Canada's British Columbia projects budget surplus, take aim at housing

VICTORIA, British Columbia (Reuters) - British Columbia on Tuesday projected a budget surplus of C$264 million in fiscal 2016-17, the province’s fourth consecutive balanced budget under the ruling Liberals, and unveiled measures to boost affordability in Vancouver’s hot housing market.

The surplus is projected at C$287 million in 2017-18 and C$373 million in 2018-19, the government said.
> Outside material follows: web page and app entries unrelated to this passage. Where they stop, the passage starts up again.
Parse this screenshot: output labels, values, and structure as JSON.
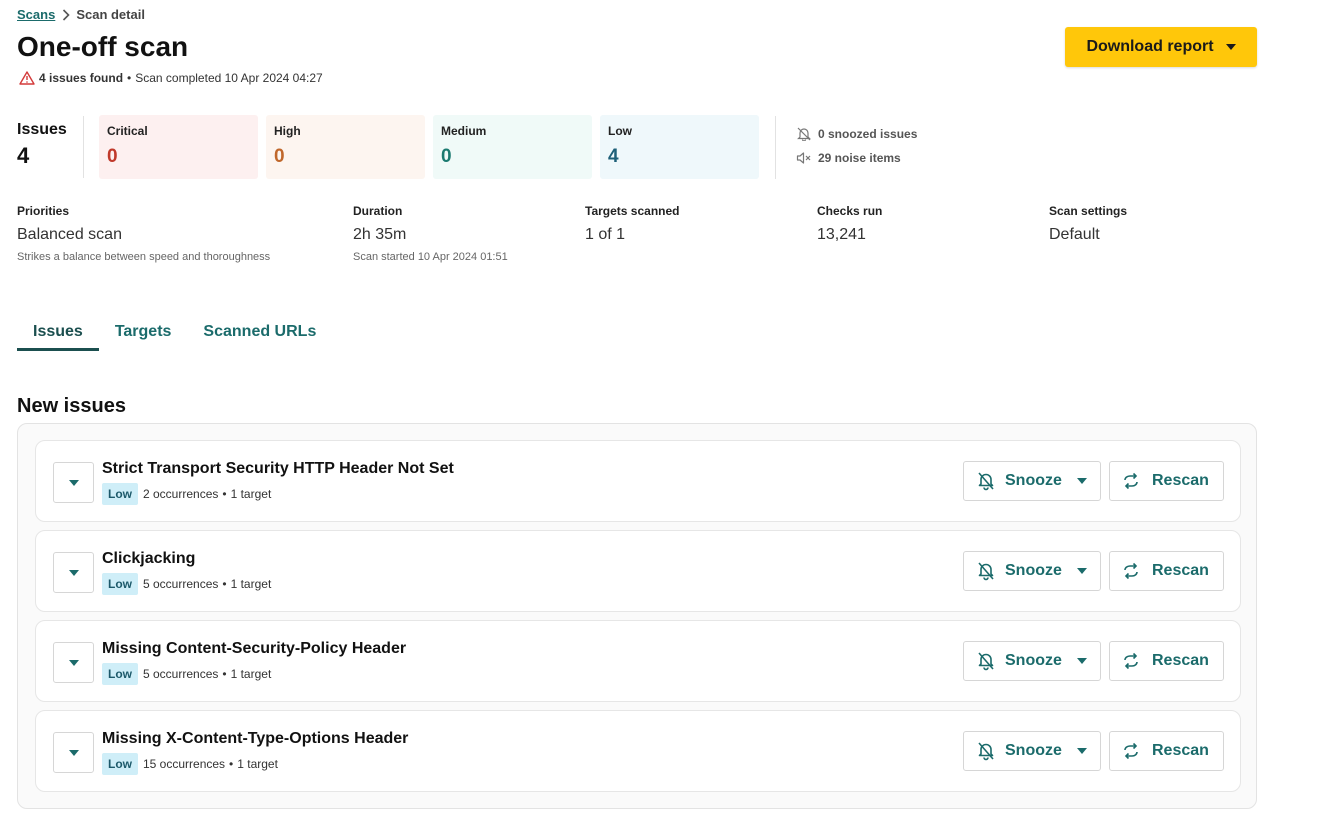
{
  "breadcrumb": {
    "root": "Scans",
    "current": "Scan detail"
  },
  "title": "One-off scan",
  "summary": {
    "issues_found": "4 issues found",
    "separator": "•",
    "completed": "Scan completed 10 Apr 2024 04:27"
  },
  "download": {
    "label": "Download report"
  },
  "issues": {
    "label": "Issues",
    "total": "4"
  },
  "severity_counts": [
    {
      "label": "Critical",
      "value": "0",
      "bg": "#fdf0f0",
      "color": "#c0392b"
    },
    {
      "label": "High",
      "value": "0",
      "bg": "#fdf5f0",
      "color": "#c0672b"
    },
    {
      "label": "Medium",
      "value": "0",
      "bg": "#f0faf8",
      "color": "#1b7a70"
    },
    {
      "label": "Low",
      "value": "4",
      "bg": "#eff8fb",
      "color": "#1d5f78"
    }
  ],
  "side": {
    "snoozed": "0 snoozed issues",
    "noise": "29 noise items"
  },
  "meta": {
    "priorities": {
      "label": "Priorities",
      "value": "Balanced scan",
      "sub": "Strikes a balance between speed and thoroughness"
    },
    "duration": {
      "label": "Duration",
      "value": "2h 35m",
      "sub": "Scan started 10 Apr 2024 01:51"
    },
    "targets": {
      "label": "Targets scanned",
      "value": "1 of 1"
    },
    "checks": {
      "label": "Checks run",
      "value": "13,241"
    },
    "settings": {
      "label": "Scan settings",
      "value": "Default"
    }
  },
  "tabs": [
    "Issues",
    "Targets",
    "Scanned URLs"
  ],
  "section_title": "New issues",
  "issue_rows": [
    {
      "title": "Strict Transport Security HTTP Header Not Set",
      "severity": "Low",
      "occurrences": "2 occurrences",
      "sep": "•",
      "targets": "1 target"
    },
    {
      "title": "Clickjacking",
      "severity": "Low",
      "occurrences": "5 occurrences",
      "sep": "•",
      "targets": "1 target"
    },
    {
      "title": "Missing Content-Security-Policy Header",
      "severity": "Low",
      "occurrences": "5 occurrences",
      "sep": "•",
      "targets": "1 target"
    },
    {
      "title": "Missing X-Content-Type-Options Header",
      "severity": "Low",
      "occurrences": "15 occurrences",
      "sep": "•",
      "targets": "1 target"
    }
  ],
  "actions": {
    "snooze": "Snooze",
    "rescan": "Rescan"
  },
  "colors": {
    "accent": "#1b6b6b",
    "primary_button": "#ffc70a",
    "low_badge": "#cfeef8",
    "warning": "#d33a3a"
  }
}
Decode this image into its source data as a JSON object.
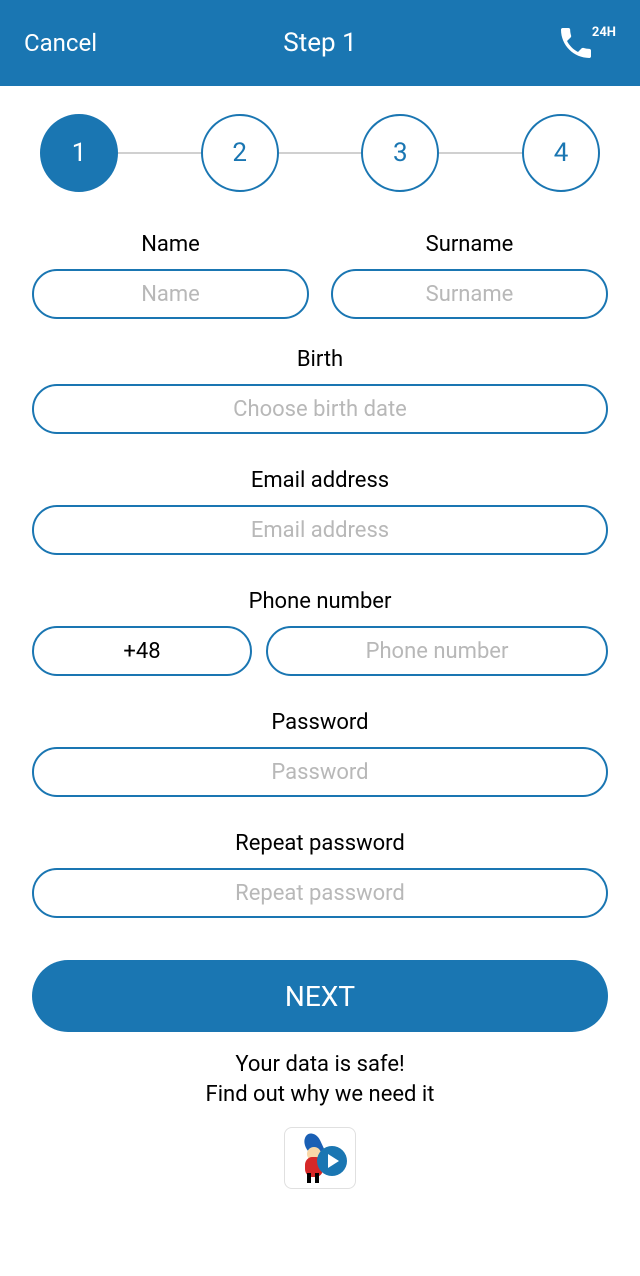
{
  "header": {
    "cancel": "Cancel",
    "title": "Step 1",
    "phone_badge": "24H"
  },
  "stepper": {
    "steps": [
      "1",
      "2",
      "3",
      "4"
    ],
    "active": 0
  },
  "form": {
    "name": {
      "label": "Name",
      "placeholder": "Name",
      "value": ""
    },
    "surname": {
      "label": "Surname",
      "placeholder": "Surname",
      "value": ""
    },
    "birth": {
      "label": "Birth",
      "placeholder": "Choose birth date",
      "value": ""
    },
    "email": {
      "label": "Email address",
      "placeholder": "Email address",
      "value": ""
    },
    "phone": {
      "label": "Phone number",
      "prefix": "+48",
      "placeholder": "Phone number",
      "value": ""
    },
    "password": {
      "label": "Password",
      "placeholder": "Password",
      "value": ""
    },
    "repeat_password": {
      "label": "Repeat password",
      "placeholder": "Repeat password",
      "value": ""
    }
  },
  "next_button": "NEXT",
  "footer": {
    "line1": "Your data is safe!",
    "line2": "Find out why we need it"
  },
  "colors": {
    "primary": "#1a76b2",
    "placeholder": "#b8b8b8"
  }
}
The revised surplus for 2015-16 is now seen at C$377 million, up from a previous projection of C$265 million.

The government attributed the stronger-than-expected performance to growth in retail sales, housing starts and employment, but warned that low commodity prices and slowing external demand will weigh on exports into the next year.

Finance Minister Michael de Jong also announced new measures aimed at tackling red hot real estate markets, mainly in the Vancouver area, including adding a higher tier to the property transfer tax and plans to collect citizenship data from home buyers.

The budget also included extra money for vulnerable youth and people with disabilities, more funding to support small towns’ economies and cuts to medical premiums for lower-income persons.

De Jong’s tone was muted on the nascent liquefied natural gas industry, as the government that pledged it would have three LNG terminals operating by 2020 is forced to come to grips with delays to projects proposed by major players like Malaysia’s Petronas [PETR.UL] and Royal Dutch Shell.

“Though we have seen important and substantive progress in the development of an LNG industry in B.C, we have not included LNG projects in our projections at this time,” said de Jong in his budget speech.

Despite not having a single natural gas export plant under construction, the province said it would launch a promised LNG Prosperity Fund, funneling C$100 million from the 2015-16 surplus into the account.

The fund - geared at reducing the provincial debt, investing in key services like healthcare and education, and saving for the future - is supposed to be funded by LNG taxes and royalties.

British Columbia, which has an AAA credit rating, said total debt is forecast to reach C$67.7 billion in 2016-17, C$69.9 billion in 2017-18, and C$71.9 billion in 2018-19. The debt-to-GDP ratio, which peaked at 17.9 percent in 2013-14, is expected to fall to 16.3 percent in 2018-19.

Editing by Alan Crosby and Sandra Maler